As someone who first read, and fell in love with the Dark Judges tale in black and white, it’s been an odd experience reading these last couple of issues in glorious colour. In some respects, it has certainly added to the story. The front covers in particular are absolutely extraordinary – issue 5 comes with variant covers of Judge Fear and Judge Mortis which are just jaw-droppingly stunning.
And in some sections, the colour from Charlie Kirchoff has boosted the story, particularly whenever Judge Fire is exacting his flaming judgment on the poor souls of Mega City One.
But in others, it actually serves as something of a deterrent. There is a section with Judge Fear where, by colouring his costume, it now looks like he is wearing some sort of Roman toga. That is a little jarring.
On the whole though, what makes the comic sing is the story itself, and colour or no colour the Dark Judges tale from Brett Ewins and Cliff Robinson is an undoubted classic. Having found a way back to Mega City One, they are now wreaking outright carnage, slaying folk left and right.
However, Judge Anderson – who was responsible for bringing them back to our dimension in the first place – thinks she has worked out a way to send them packing for good.
Anderson is a fantastic protagonist, backing up her quick mouth with her actions. I thoroughly enjoyed her interactions with the chief judge.
The Dark Judges are brilliant villains as well, and as always with a 2000AD story, there is plenty of wry comedy in the way they are presented. There is just something undeniably funny about the havoc they wreak in the spa.

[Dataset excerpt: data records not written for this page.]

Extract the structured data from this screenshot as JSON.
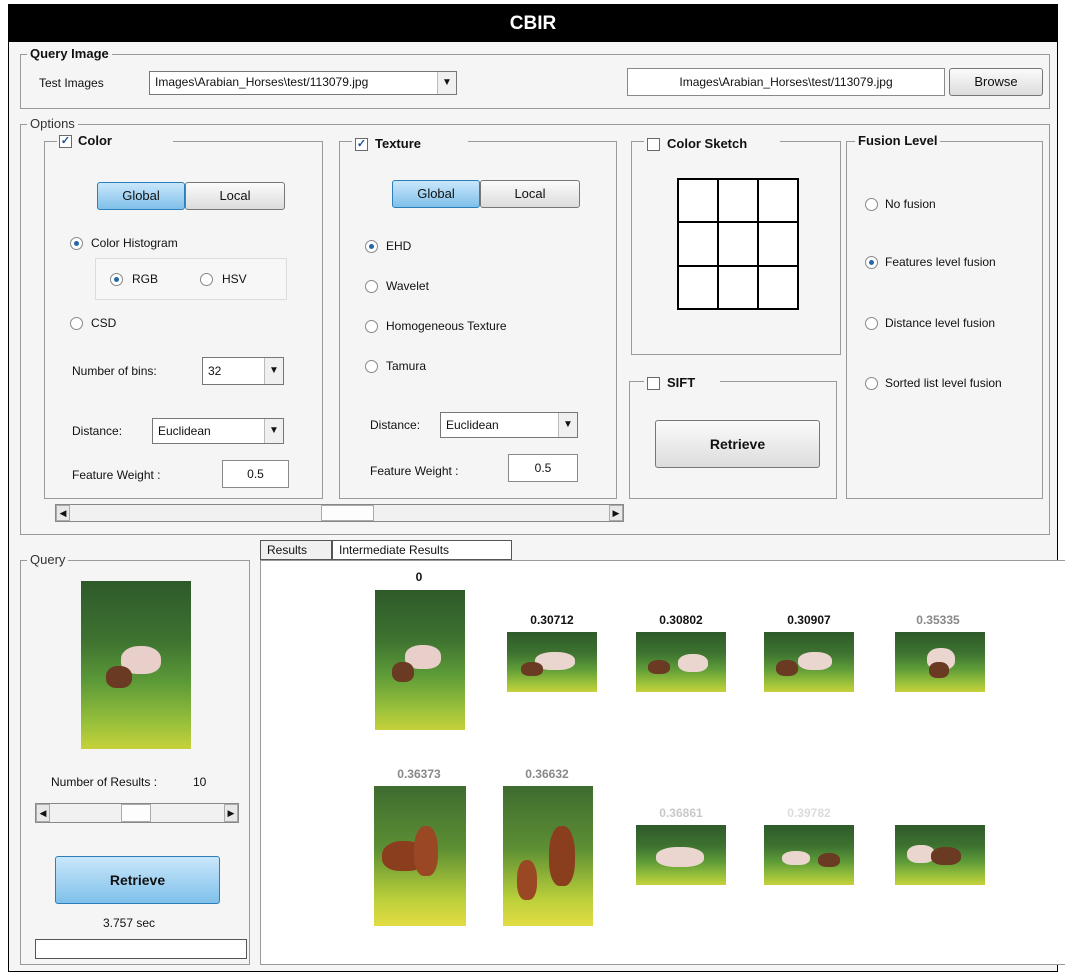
{
  "window": {
    "title": "CBIR"
  },
  "query_image": {
    "group_label": "Query Image",
    "test_images_label": "Test Images",
    "selected_path": "Images\\Arabian_Horses\\test/113079.jpg",
    "path_field": "Images\\Arabian_Horses\\test/113079.jpg",
    "browse_label": "Browse"
  },
  "options": {
    "group_label": "Options",
    "color": {
      "label": "Color",
      "checked": true,
      "global_label": "Global",
      "local_label": "Local",
      "color_histogram_label": "Color Histogram",
      "rgb_label": "RGB",
      "hsv_label": "HSV",
      "csd_label": "CSD",
      "bins_label": "Number of bins:",
      "bins_value": "32",
      "distance_label": "Distance:",
      "distance_value": "Euclidean",
      "weight_label": "Feature Weight :",
      "weight_value": "0.5"
    },
    "texture": {
      "label": "Texture",
      "checked": true,
      "global_label": "Global",
      "local_label": "Local",
      "ehd_label": "EHD",
      "wavelet_label": "Wavelet",
      "homogeneous_label": "Homogeneous Texture",
      "tamura_label": "Tamura",
      "distance_label": "Distance:",
      "distance_value": "Euclidean",
      "weight_label": "Feature Weight :",
      "weight_value": "0.5"
    },
    "color_sketch": {
      "label": "Color Sketch",
      "checked": false
    },
    "sift": {
      "label": "SIFT",
      "checked": false,
      "retrieve_label": "Retrieve"
    },
    "fusion": {
      "label": "Fusion Level",
      "options": [
        "No fusion",
        "Features level fusion",
        "Distance level fusion",
        "Sorted list level fusion"
      ],
      "selected": "Features level fusion"
    }
  },
  "query": {
    "group_label": "Query",
    "num_results_label": "Number of Results :",
    "num_results_value": "10",
    "retrieve_label": "Retrieve",
    "time_text": "3.757 sec"
  },
  "results": {
    "tabs": [
      "Results",
      "Intermediate Results"
    ],
    "scores": [
      "0",
      "0.30712",
      "0.30802",
      "0.30907",
      "0.35335",
      "0.36373",
      "0.36632",
      "0.36861",
      "0.39782"
    ]
  },
  "colors": {
    "title_bg": "#000000",
    "accent": "#7fc0ea",
    "panel_bg": "#f5f5f5"
  }
}
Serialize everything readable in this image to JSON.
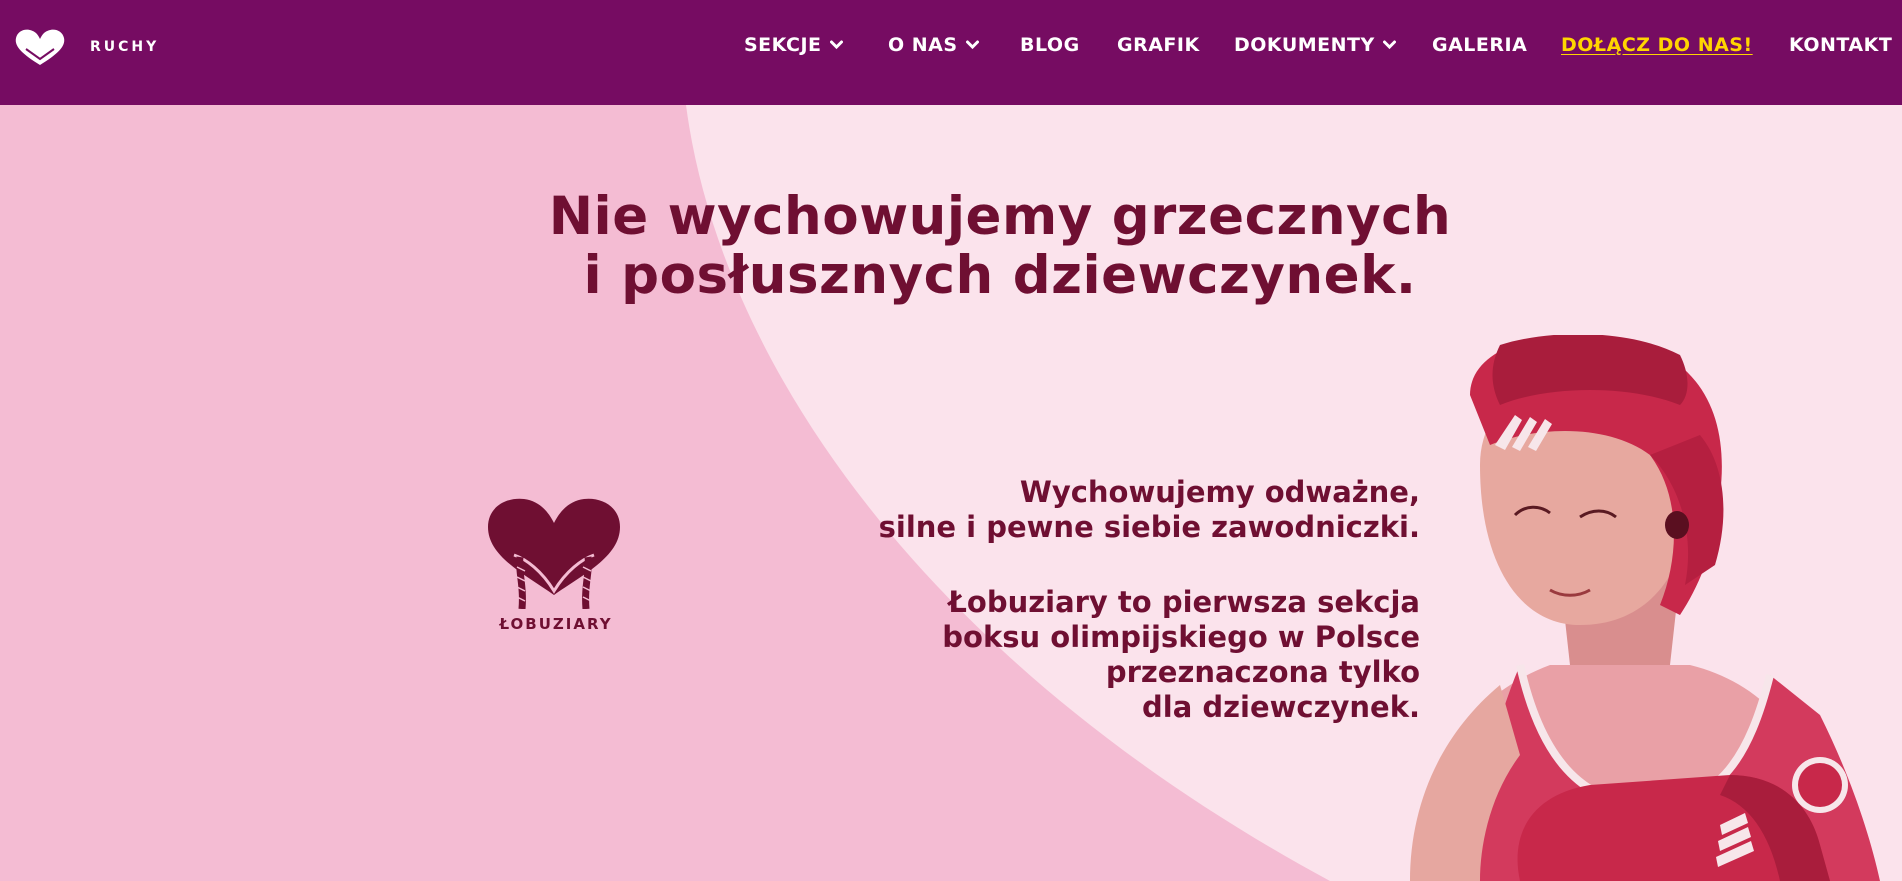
{
  "header": {
    "logo_text": "RUCHY",
    "logo_icon": "heart-gloves-icon",
    "nav": [
      {
        "label": "SEKCJE",
        "has_dropdown": true
      },
      {
        "label": "O NAS",
        "has_dropdown": true
      },
      {
        "label": "BLOG",
        "has_dropdown": false
      },
      {
        "label": "GRAFIK",
        "has_dropdown": false
      },
      {
        "label": "DOKUMENTY",
        "has_dropdown": true
      },
      {
        "label": "GALERIA",
        "has_dropdown": false
      },
      {
        "label": "DOŁĄCZ DO NAS!",
        "has_dropdown": false,
        "highlight": true
      },
      {
        "label": "KONTAKT",
        "has_dropdown": false
      }
    ]
  },
  "hero": {
    "headline": [
      "Nie wychowujemy grzecznych",
      "i posłusznych dziewczynek."
    ],
    "paragraph1": [
      "Wychowujemy odważne,",
      "silne i pewne siebie zawodniczki."
    ],
    "paragraph2": [
      "Łobuziary to pierwsza sekcja",
      "boksu olimpijskiego w Polsce",
      "przeznaczona tylko",
      "dla dziewczynek."
    ],
    "section_logo_text": "ŁOBUZIARY",
    "image": "boxer-girl-photo"
  },
  "colors": {
    "nav_bg": "#760c62",
    "accent_yellow": "#ffd500",
    "hero_pink": "#f4bcd3",
    "hero_light": "#fbe3ec",
    "text_maroon": "#6f0f32"
  }
}
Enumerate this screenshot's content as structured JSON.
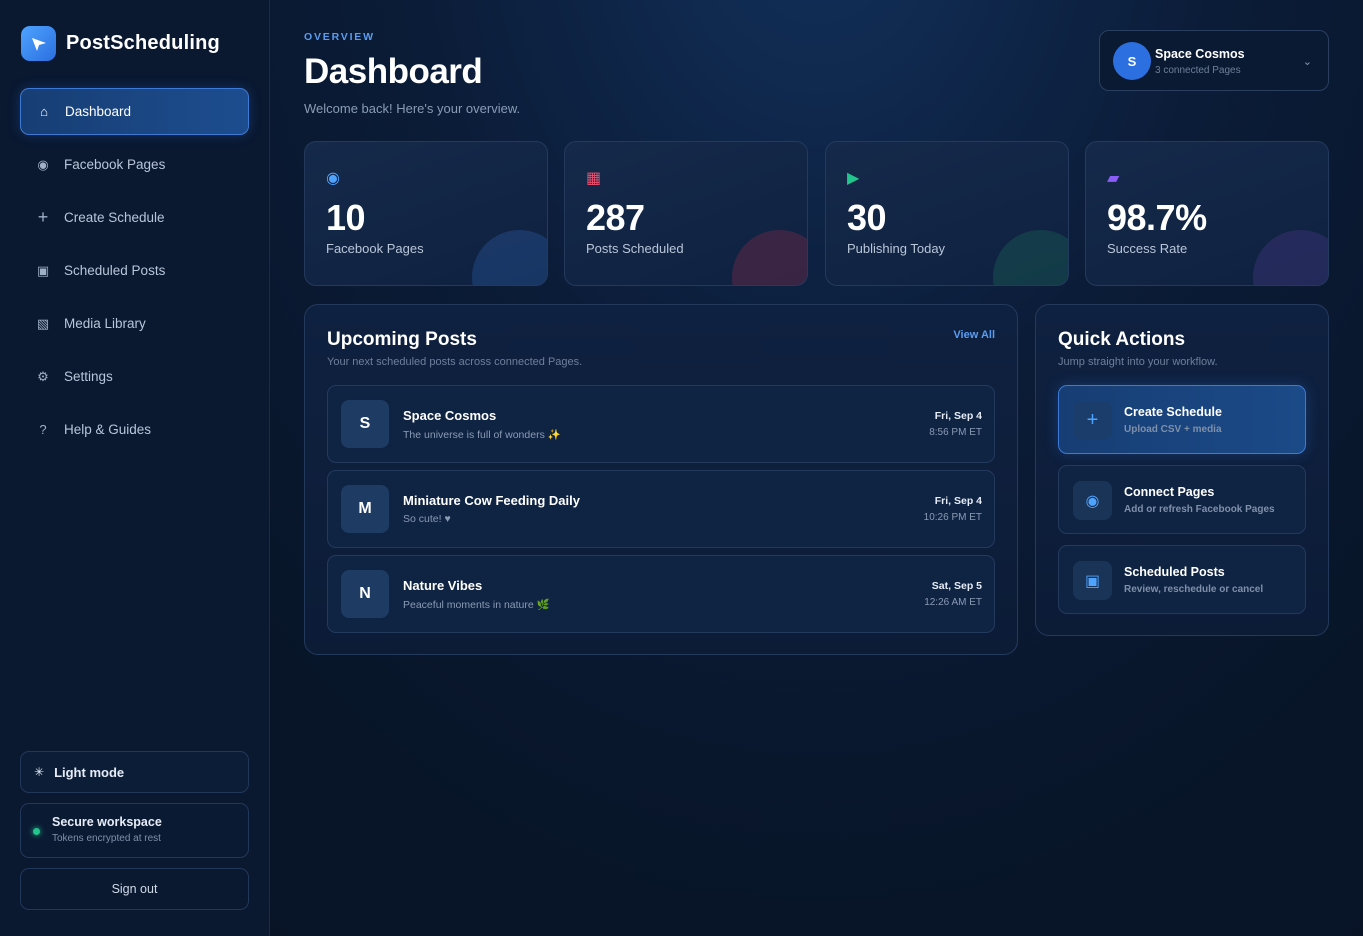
{
  "brand": {
    "name": "PostScheduling"
  },
  "nav": [
    {
      "label": "Dashboard",
      "icon": "home-icon",
      "glyph": "⌂",
      "active": true
    },
    {
      "label": "Facebook Pages",
      "icon": "target-icon",
      "glyph": "◉"
    },
    {
      "label": "Create Schedule",
      "icon": "plus-icon",
      "glyph": "+"
    },
    {
      "label": "Scheduled Posts",
      "icon": "square-icon",
      "glyph": "▣"
    },
    {
      "label": "Media Library",
      "icon": "image-icon",
      "glyph": "▧"
    },
    {
      "label": "Settings",
      "icon": "gear-icon",
      "glyph": "⚙"
    },
    {
      "label": "Help & Guides",
      "icon": "question-icon",
      "glyph": "?"
    }
  ],
  "sidebar_footer": {
    "light_mode": "Light mode",
    "light_mode_glyph": "✳",
    "secure_title": "Secure workspace",
    "secure_sub": "Tokens encrypted at rest",
    "sign_out": "Sign out"
  },
  "header": {
    "overline": "OVERVIEW",
    "title": "Dashboard",
    "subtitle": "Welcome back! Here's your overview."
  },
  "account": {
    "initial": "S",
    "name": "Space Cosmos",
    "sub": "3 connected Pages",
    "chevron": "⌄"
  },
  "stats": [
    {
      "value": "10",
      "label": "Facebook Pages",
      "glyph": "◉",
      "color": "#4ea3ff",
      "deco": "#2b5ea8"
    },
    {
      "value": "287",
      "label": "Posts Scheduled",
      "glyph": "▦",
      "color": "#f0506e",
      "deco": "#8a2a4a"
    },
    {
      "value": "30",
      "label": "Publishing Today",
      "glyph": "▶",
      "color": "#22c58b",
      "deco": "#1a6b55"
    },
    {
      "value": "98.7%",
      "label": "Success Rate",
      "glyph": "▰",
      "color": "#8b5cf6",
      "deco": "#4a3a8a"
    }
  ],
  "upcoming": {
    "title": "Upcoming Posts",
    "subtitle": "Your next scheduled posts across connected Pages.",
    "view_all": "View All",
    "posts": [
      {
        "initial": "S",
        "name": "Space Cosmos",
        "text": "The universe is full of wonders ✨",
        "date": "Fri, Sep 4",
        "time": "8:56 PM ET"
      },
      {
        "initial": "M",
        "name": "Miniature Cow Feeding Daily",
        "text": "So cute! ♥",
        "date": "Fri, Sep 4",
        "time": "10:26 PM ET"
      },
      {
        "initial": "N",
        "name": "Nature Vibes",
        "text": "Peaceful moments in nature 🌿",
        "date": "Sat, Sep 5",
        "time": "12:26 AM ET"
      }
    ]
  },
  "quick_actions": {
    "title": "Quick Actions",
    "subtitle": "Jump straight into your workflow.",
    "items": [
      {
        "title": "Create Schedule",
        "sub": "Upload CSV + media",
        "glyph": "+",
        "icon": "plus-icon"
      },
      {
        "title": "Connect Pages",
        "sub": "Add or refresh Facebook Pages",
        "glyph": "◉",
        "icon": "target-icon"
      },
      {
        "title": "Scheduled Posts",
        "sub": "Review, reschedule or cancel",
        "glyph": "▣",
        "icon": "square-icon"
      }
    ]
  }
}
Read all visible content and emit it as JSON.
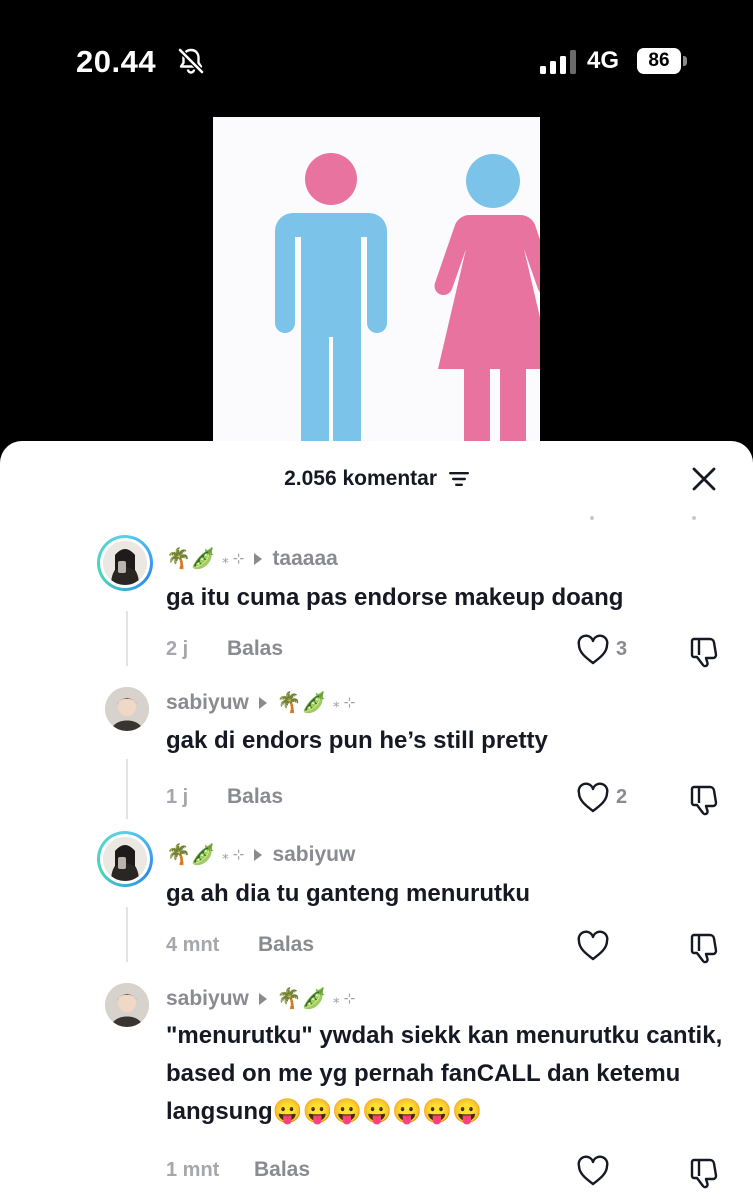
{
  "status": {
    "time": "20.44",
    "network": "4G",
    "battery": "86"
  },
  "sheet": {
    "comment_count": "2.056 komentar"
  },
  "comments": [
    {
      "user_emojis": "🌴🫛",
      "sparkle": "⁎ ⊹",
      "reply_to": "taaaaa",
      "text": "ga itu cuma pas endorse makeup doang",
      "time": "2 j",
      "reply_label": "Balas",
      "likes": "3"
    },
    {
      "username": "sabiyuw",
      "user_emojis": "🌴🫛",
      "sparkle": "⁎ ⊹",
      "text": "gak di endors pun he’s still pretty",
      "time": "1 j",
      "reply_label": "Balas",
      "likes": "2"
    },
    {
      "user_emojis": "🌴🫛",
      "sparkle": "⁎ ⊹",
      "reply_to": "sabiyuw",
      "text": "ga ah dia tu ganteng menurutku",
      "time": "4 mnt",
      "reply_label": "Balas",
      "likes": ""
    },
    {
      "username": "sabiyuw",
      "user_emojis": "🌴🫛",
      "sparkle": "⁎ ⊹",
      "text": "\"menurutku\" ywdah siekk kan menurutku cantik, based on me yg pernah fanCALL dan ketemu langsung😛😛😛😛😛😛😛",
      "time": "1 mnt",
      "reply_label": "Balas",
      "likes": ""
    }
  ],
  "colors": {
    "male_figure": "#7cc3ea",
    "female_figure": "#e8739f",
    "ring": "#2f8af5"
  },
  "icons": {
    "bell": "bell-slash-icon",
    "signal": "signal-bars-icon",
    "battery": "battery-icon",
    "filter": "filter-lines-icon",
    "close": "close-icon",
    "like": "heart-icon",
    "dislike": "thumbs-down-icon"
  }
}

It’s a wonderful comic, whether you read it in black and white or with the addition of colour.